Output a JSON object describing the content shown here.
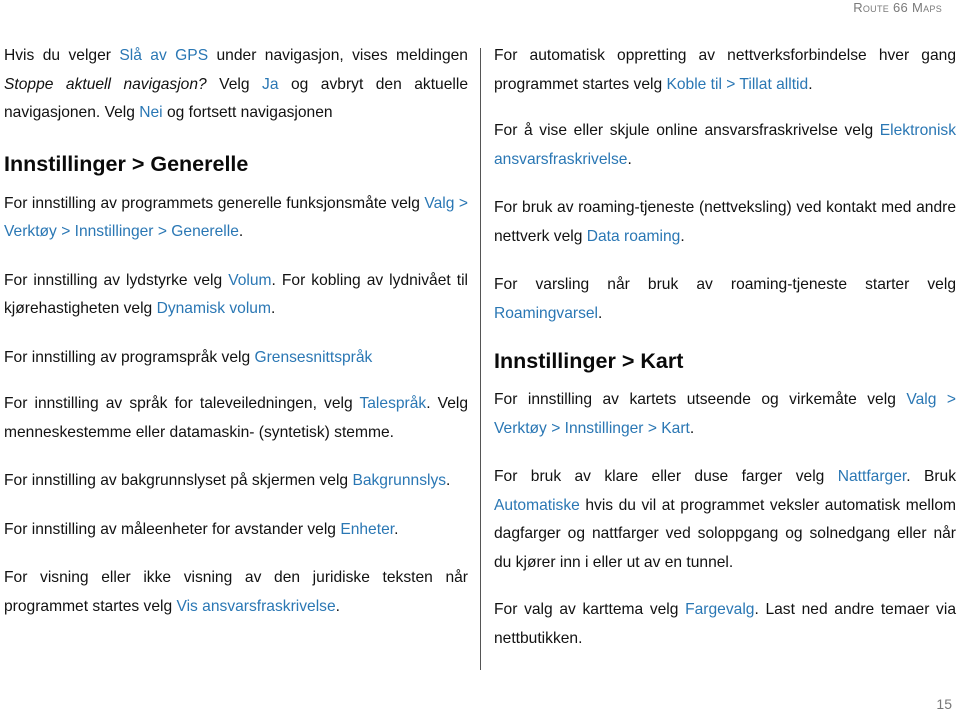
{
  "header": {
    "running_title": "Route 66 Maps"
  },
  "colors": {
    "link": "#2a77b4",
    "text": "#111111",
    "divider": "#555555"
  },
  "left_column": {
    "p1": {
      "t1": "Hvis du velger ",
      "link1": "Slå av GPS",
      "t2": " under navigasjon, vises meldingen ",
      "em1": "Stoppe aktuell navigasjon?",
      "t3": " Velg ",
      "link2": "Ja",
      "t4": " og avbryt den aktuelle navigasjonen. Velg ",
      "link3": "Nei",
      "t5": " og fortsett navigasjonen"
    },
    "heading1": "Innstillinger > Generelle",
    "p2": {
      "t1": "For innstilling av programmets generelle funksjonsmåte velg ",
      "link1": "Valg > Verktøy > Innstillinger > Generelle",
      "t2": "."
    },
    "p3": {
      "t1": "For innstilling av lydstyrke velg ",
      "link1": "Volum",
      "t2": ". For kobling av lydnivået til kjørehastigheten velg ",
      "link2": "Dynamisk volum",
      "t3": "."
    },
    "p4": {
      "t1": "For innstilling av programspråk velg ",
      "link1": "Grensesnittspråk"
    },
    "p5": {
      "t1": "For innstilling av språk for taleveiledningen, velg ",
      "link1": "Talespråk",
      "t2": ". Velg menneskestemme eller datamaskin- (syntetisk) stemme."
    },
    "p6": {
      "t1": "For innstilling av bakgrunnslyset på skjermen velg ",
      "link1": "Bakgrunnslys",
      "t2": "."
    },
    "p7": {
      "t1": "For innstilling av måleenheter for avstander velg ",
      "link1": "Enheter",
      "t2": "."
    },
    "p8": {
      "t1": "For visning eller ikke visning av den juridiske teksten når programmet startes velg ",
      "link1": "Vis ansvarsfraskrivelse",
      "t2": "."
    }
  },
  "right_column": {
    "p1": {
      "t1": "For automatisk oppretting av nettverksforbindelse hver gang programmet startes velg ",
      "link1": "Koble til > Tillat alltid",
      "t2": "."
    },
    "p2": {
      "t1": "For å vise eller skjule online ansvarsfraskrivelse velg ",
      "link1": "Elektronisk ansvarsfraskrivelse",
      "t2": "."
    },
    "p3": {
      "t1": "For bruk av roaming-tjeneste (nettveksling) ved kontakt med andre nettverk velg ",
      "link1": "Data roaming",
      "t2": "."
    },
    "p4": {
      "t1": "For varsling når bruk av roaming-tjeneste starter velg ",
      "link1": "Roamingvarsel",
      "t2": "."
    },
    "heading1": "Innstillinger > Kart",
    "p5": {
      "t1": "For innstilling av kartets utseende og virkemåte velg ",
      "link1": "Valg > Verktøy > Innstillinger > Kart",
      "t2": "."
    },
    "p6": {
      "t1": "For bruk av klare eller duse farger velg ",
      "link1": "Nattfarger",
      "t2": ". Bruk ",
      "link2": "Automatiske",
      "t3": " hvis du vil at programmet veksler automatisk mellom dagfarger og nattfarger ved soloppgang og solnedgang eller når du kjører inn i eller ut av en tunnel."
    },
    "p7": {
      "t1": "For valg av karttema velg ",
      "link1": "Fargevalg",
      "t2": ". Last ned andre temaer via nettbutikken."
    }
  },
  "footer": {
    "page_number": "15"
  }
}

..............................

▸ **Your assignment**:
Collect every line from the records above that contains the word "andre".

▸ **Result of the exercise**:
      "t1": "For bruk av roaming-tjeneste (nettveksling) ved kontakt med andre nettverk velg ",
      "t2": ". Last ned andre temaer via nettbutikken."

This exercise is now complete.